GIVEN INFORMATION:
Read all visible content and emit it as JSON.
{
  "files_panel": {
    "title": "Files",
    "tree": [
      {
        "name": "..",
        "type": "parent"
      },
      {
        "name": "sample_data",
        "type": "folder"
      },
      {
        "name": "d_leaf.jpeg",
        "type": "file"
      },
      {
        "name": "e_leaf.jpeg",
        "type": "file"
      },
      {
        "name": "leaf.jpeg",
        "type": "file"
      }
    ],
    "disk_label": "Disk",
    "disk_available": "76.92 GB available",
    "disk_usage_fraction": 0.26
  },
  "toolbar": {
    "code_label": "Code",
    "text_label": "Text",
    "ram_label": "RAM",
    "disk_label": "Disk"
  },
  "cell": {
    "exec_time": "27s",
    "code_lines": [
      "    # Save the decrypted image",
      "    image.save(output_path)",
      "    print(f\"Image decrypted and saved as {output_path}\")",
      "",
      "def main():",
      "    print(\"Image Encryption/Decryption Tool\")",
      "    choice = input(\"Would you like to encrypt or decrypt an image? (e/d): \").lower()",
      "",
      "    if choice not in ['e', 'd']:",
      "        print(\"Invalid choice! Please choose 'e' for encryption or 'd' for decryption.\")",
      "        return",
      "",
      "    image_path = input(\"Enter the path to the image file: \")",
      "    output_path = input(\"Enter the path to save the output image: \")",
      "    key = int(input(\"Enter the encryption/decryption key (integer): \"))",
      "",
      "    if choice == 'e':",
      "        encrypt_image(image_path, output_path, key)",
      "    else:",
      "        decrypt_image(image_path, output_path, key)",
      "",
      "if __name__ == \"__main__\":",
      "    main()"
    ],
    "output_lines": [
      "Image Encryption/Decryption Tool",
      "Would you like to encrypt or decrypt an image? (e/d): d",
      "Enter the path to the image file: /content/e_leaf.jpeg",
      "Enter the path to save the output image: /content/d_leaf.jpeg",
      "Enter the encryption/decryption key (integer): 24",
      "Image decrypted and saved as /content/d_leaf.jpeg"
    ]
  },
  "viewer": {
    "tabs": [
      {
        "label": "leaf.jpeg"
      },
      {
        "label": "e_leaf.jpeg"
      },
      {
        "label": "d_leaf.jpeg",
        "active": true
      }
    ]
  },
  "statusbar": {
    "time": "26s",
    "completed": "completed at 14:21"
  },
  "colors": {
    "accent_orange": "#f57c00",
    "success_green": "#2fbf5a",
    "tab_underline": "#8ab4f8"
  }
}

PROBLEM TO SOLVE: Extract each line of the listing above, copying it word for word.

RESULT FOR THIS EXERCISE:
Read all visible content and emit it as JSON.
{
  "files_panel": {
    "title": "Files",
    "tree": [
      {
        "name": "..",
        "type": "parent"
      },
      {
        "name": "sample_data",
        "type": "folder"
      },
      {
        "name": "d_leaf.jpeg",
        "type": "file"
      },
      {
        "name": "e_leaf.jpeg",
        "type": "file"
      },
      {
        "name": "leaf.jpeg",
        "type": "file"
      }
    ],
    "disk_label": "Disk",
    "disk_available": "76.92 GB available",
    "disk_usage_fraction": 0.26
  },
  "toolbar": {
    "code_label": "Code",
    "text_label": "Text",
    "ram_label": "RAM",
    "disk_label": "Disk"
  },
  "cell": {
    "exec_time": "27s",
    "code_lines": [
      "    # Save the decrypted image",
      "    image.save(output_path)",
      "    print(f\"Image decrypted and saved as {output_path}\")",
      "",
      "def main():",
      "    print(\"Image Encryption/Decryption Tool\")",
      "    choice = input(\"Would you like to encrypt or decrypt an image? (e/d): \").lower()",
      "",
      "    if choice not in ['e', 'd']:",
      "        print(\"Invalid choice! Please choose 'e' for encryption or 'd' for decryption.\")",
      "        return",
      "",
      "    image_path = input(\"Enter the path to the image file: \")",
      "    output_path = input(\"Enter the path to save the output image: \")",
      "    key = int(input(\"Enter the encryption/decryption key (integer): \"))",
      "",
      "    if choice == 'e':",
      "        encrypt_image(image_path, output_path, key)",
      "    else:",
      "        decrypt_image(image_path, output_path, key)",
      "",
      "if __name__ == \"__main__\":",
      "    main()"
    ],
    "output_lines": [
      "Image Encryption/Decryption Tool",
      "Would you like to encrypt or decrypt an image? (e/d): d",
      "Enter the path to the image file: /content/e_leaf.jpeg",
      "Enter the path to save the output image: /content/d_leaf.jpeg",
      "Enter the encryption/decryption key (integer): 24",
      "Image decrypted and saved as /content/d_leaf.jpeg"
    ]
  },
  "viewer": {
    "tabs": [
      {
        "label": "leaf.jpeg"
      },
      {
        "label": "e_leaf.jpeg"
      },
      {
        "label": "d_leaf.jpeg",
        "active": true
      }
    ]
  },
  "statusbar": {
    "time": "26s",
    "completed": "completed at 14:21"
  },
  "colors": {
    "accent_orange": "#f57c00",
    "success_green": "#2fbf5a",
    "tab_underline": "#8ab4f8"
  }
}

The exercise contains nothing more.